▸ Data records:

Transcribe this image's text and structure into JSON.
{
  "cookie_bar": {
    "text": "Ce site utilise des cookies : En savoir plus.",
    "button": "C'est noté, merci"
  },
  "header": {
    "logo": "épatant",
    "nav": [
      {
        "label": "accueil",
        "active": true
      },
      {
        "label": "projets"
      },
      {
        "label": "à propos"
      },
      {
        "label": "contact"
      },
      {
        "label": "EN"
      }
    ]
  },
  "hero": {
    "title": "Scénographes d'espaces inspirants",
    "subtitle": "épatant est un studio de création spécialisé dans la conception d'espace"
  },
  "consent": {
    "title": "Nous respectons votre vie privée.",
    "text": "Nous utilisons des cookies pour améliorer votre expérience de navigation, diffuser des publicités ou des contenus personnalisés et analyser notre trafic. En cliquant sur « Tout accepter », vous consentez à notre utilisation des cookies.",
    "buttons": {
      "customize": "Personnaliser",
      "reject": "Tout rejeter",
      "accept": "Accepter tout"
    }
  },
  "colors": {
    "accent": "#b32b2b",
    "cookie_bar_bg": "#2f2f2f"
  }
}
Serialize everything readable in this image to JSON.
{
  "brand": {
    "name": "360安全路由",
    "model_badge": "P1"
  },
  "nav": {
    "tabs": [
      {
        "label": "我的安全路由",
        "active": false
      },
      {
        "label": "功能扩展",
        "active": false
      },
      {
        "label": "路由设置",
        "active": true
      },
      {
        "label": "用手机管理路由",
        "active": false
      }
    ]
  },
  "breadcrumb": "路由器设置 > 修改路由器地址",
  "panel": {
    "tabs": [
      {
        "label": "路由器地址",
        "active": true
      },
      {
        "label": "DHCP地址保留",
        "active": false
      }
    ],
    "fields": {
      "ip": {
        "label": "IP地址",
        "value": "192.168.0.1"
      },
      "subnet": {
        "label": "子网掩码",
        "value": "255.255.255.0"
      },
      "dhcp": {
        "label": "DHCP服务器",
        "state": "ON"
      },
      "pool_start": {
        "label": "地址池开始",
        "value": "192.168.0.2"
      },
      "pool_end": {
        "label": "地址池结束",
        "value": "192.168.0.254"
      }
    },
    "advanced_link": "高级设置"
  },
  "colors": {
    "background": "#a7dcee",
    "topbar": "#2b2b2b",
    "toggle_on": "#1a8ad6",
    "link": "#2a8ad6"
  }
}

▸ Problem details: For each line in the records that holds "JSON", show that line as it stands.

▸ Problem solution:
Transcribe this image's text and structure into JSON.
Serialize everything readable in this image to JSON.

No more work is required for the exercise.